A: In some situations, federal or state funds may be available for construction of new sidewalks. These potential sites are typically located along a main transportation route. The City seeks federal and state grants when possible, however their availability is limited and use must meet strict requirements. These funds also do not cover the full cost to design and construct a new sidewalk.

Q. Is Ann Arbor's Street, Bridge, and Sidewalk Millage a possible source of funding for new sidewalks?

A:  Millage funds may be used for construction of new sidewalks, but cannot be used for any portion of new sidewalk construction that could otherwise be funded by special assessment. Therefore, for many projects, the funding will be a mix of Special Assessment District funding generated from assessable parcels coupled with Millage or other City and/or federal and federal funds for non-assessable costs.

Q: How can residents initiate getting a new sidewalk installed where none currently exists? 

A: The City has completed an inventory, assessment, and prioritization of all the locations in the public right-of-way where sidewalks do not currently exist. The prioritization model includes such factors as:  proximity to schools, transit, affordable housing, and other pedestrian attractors; classification of adjacent road; citizen requests; length of the gap; and safety. This model has been used to identify the highest priority sidewalk gaps and create specific sidewalk construction projects for inclusion in the City's Capital Improvements Plan (CIP). Smaller segments of high priority sidewalk which are too short to justify a standalone project may be addressed through a generalized "Sidewalk Gap Elimination" program.

Since citizen requests are one of the criteria to prioritize sidewalk gaps, if new sidewalk is desired in an area, a written request may be submitted which may help move the location forward in the prioritized list. Submit requests for new sidewalks to or mail to:

Nick Hutchinson, City Engineer
City of Ann Arbor, Larcom City Hall
301 E. Huron Street, P.O. Box 8647
Ann Arbor, MI 48107-8647

Q: How does the process work once a project is created?
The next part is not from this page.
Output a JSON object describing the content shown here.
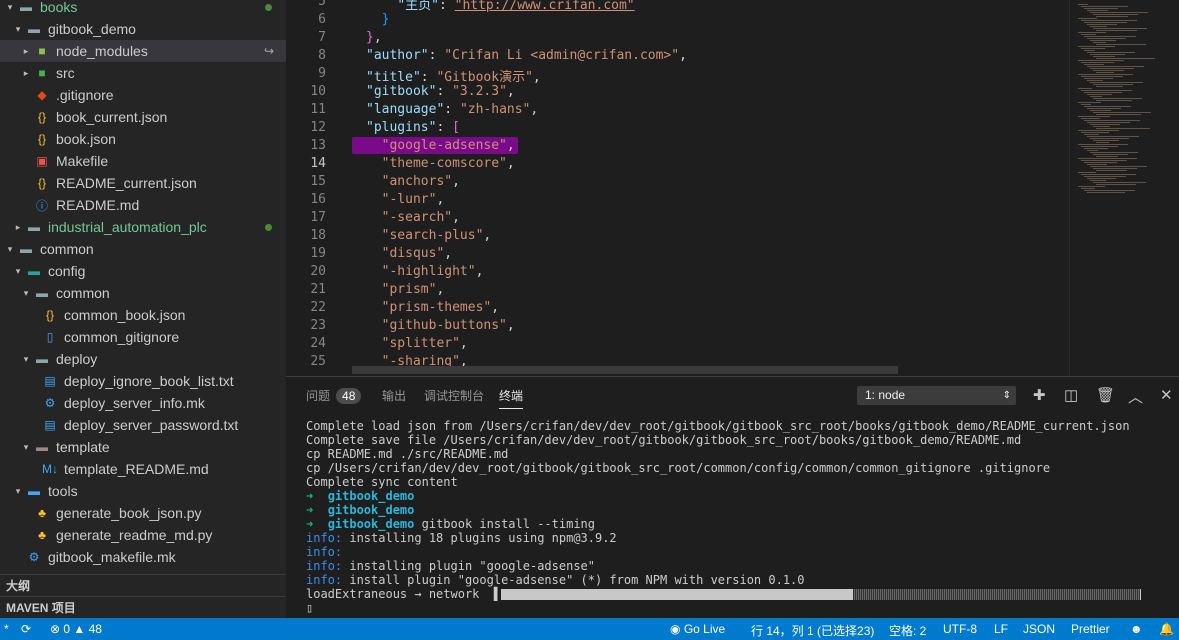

A: Once a project is created, it gets scheduled for a particular year as part of the City's Capital Improvements Planning process. City Council will then vote on authorizing City Staff to begin design work on the special assessment project. After the preliminary design and cost estimates are completed, City Council will establish the Special Assessment District (the list of properties that would be assessed, and the estimated assessments for each property), and also establish a Public Hearing date. After the Public Hearing, City Council will vote to confirm the Special Assessment District roll. Ultimately, the decision as to whether to build and assess for the cost of a new sidewalk lies with City Council.

Once the assessment is approved and the project has been constructed, the adjacent property owners may, in most cases, pay off their assessments in installments as set up with the Assessor's Office.